For most people taming feral kittens is a deeply rewarding experience, but lots of patience is needed and some people are frustrated or disheartened if progress is slower than expected. Feral kittens do require calm and patience in order to settle, and therefore are not suited to homes with young children or very busy households.

 

 

 

 


Homes needed for our feral and semi-feral cats!

All of our centres are urgently in need of new homes for pairs and families of feral and semi-feral cats.

Our feral cats are ideal for outdoor homes such as stables, smallholdings, farms, large gardens etc. They require daily feeding and dry shelter but earn their keep as an effective rodent patrol.

Our rescue teams usually neuter and return feral cats to continue living where they are, provided they are being fed and have someone to keep an eye on them. Sometimes though cats cannot be returned to site due to redevelopment, demolition, an unsafe environment, no one to feed them, hostile people etc, and for these we seek suitable new homes. 

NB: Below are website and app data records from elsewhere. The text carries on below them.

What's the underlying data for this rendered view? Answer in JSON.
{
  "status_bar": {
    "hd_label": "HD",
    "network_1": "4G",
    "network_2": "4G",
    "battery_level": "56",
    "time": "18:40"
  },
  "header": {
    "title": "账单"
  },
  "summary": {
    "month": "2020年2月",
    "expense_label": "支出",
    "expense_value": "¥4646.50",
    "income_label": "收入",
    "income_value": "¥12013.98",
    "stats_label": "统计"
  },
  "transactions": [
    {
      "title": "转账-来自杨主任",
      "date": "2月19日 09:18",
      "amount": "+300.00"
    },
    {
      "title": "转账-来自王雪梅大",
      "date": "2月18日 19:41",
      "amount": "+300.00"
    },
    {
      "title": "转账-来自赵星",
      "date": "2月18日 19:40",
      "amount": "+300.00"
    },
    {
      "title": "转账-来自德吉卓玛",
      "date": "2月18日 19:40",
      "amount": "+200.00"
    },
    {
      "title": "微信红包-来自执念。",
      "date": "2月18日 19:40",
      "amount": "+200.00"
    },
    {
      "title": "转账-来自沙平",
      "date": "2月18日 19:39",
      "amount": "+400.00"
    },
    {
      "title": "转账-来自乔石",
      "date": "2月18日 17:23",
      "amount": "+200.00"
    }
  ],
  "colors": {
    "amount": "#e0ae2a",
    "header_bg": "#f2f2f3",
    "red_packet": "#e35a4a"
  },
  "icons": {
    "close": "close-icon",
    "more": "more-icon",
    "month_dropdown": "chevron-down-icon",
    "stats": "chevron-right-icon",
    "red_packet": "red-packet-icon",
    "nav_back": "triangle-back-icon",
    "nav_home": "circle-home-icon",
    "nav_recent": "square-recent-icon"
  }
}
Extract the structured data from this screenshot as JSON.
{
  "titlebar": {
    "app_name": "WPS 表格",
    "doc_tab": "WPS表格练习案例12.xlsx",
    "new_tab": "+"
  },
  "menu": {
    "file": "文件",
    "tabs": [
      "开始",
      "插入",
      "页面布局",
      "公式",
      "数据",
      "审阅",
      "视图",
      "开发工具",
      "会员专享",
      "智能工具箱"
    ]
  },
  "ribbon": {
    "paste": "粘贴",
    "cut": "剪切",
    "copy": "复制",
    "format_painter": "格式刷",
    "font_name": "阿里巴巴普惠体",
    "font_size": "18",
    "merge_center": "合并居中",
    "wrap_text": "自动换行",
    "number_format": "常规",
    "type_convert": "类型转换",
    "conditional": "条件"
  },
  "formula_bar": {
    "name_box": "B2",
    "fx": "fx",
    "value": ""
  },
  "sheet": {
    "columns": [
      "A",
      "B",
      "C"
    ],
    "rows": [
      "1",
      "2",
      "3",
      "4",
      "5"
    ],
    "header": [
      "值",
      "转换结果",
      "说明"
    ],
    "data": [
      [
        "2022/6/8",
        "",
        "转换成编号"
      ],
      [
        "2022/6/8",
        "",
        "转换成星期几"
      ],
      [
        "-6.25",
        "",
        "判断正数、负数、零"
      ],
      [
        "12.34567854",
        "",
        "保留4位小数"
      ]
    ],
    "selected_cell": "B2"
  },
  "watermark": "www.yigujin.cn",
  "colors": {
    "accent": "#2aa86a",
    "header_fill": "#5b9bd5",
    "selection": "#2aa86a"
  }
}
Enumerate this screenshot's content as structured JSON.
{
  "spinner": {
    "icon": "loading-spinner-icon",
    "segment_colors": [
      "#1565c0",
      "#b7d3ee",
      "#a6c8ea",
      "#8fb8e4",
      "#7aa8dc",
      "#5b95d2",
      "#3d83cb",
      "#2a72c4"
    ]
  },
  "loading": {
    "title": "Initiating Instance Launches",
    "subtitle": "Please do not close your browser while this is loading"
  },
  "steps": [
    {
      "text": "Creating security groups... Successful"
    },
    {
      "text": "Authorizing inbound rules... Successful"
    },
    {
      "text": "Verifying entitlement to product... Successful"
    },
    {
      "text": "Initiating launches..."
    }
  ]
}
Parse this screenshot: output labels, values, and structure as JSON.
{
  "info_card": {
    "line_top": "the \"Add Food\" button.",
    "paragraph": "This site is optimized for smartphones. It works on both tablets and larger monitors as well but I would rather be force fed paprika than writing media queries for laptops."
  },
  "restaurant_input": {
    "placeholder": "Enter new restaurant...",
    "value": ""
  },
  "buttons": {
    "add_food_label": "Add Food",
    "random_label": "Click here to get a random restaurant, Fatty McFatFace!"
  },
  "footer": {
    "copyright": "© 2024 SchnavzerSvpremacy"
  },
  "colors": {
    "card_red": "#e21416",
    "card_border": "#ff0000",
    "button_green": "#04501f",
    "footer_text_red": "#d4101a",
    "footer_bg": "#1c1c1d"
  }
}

We can rehome to Essex, Surrey, Kent, East Sussex, West Sussex, and London boundaries. We initially deliver cats in a holding pen to settle them, and provide life-long assistance should it be required - e.g. health care, moving etc.
 
If you are interested in adopting feral/semi-feral cats from us, please contact our homing teams:
 
Lewisham: 07768 122844 / 0208 694 6545 or email This email address is being protected from spambots. You need JavaScript enabled to view it.
Canning Town: 020 7474 8811 or email This email address is being protected from spambots. You need JavaScript enabled to view it.
Hastings: 01424 882198 or email This email address is being protected from spambots. You need JavaScript enabled to view it.
Wadhurst: 01892 783367 or email This email address is being protected from spambots. You need JavaScript enabled to view it. 

Thank you.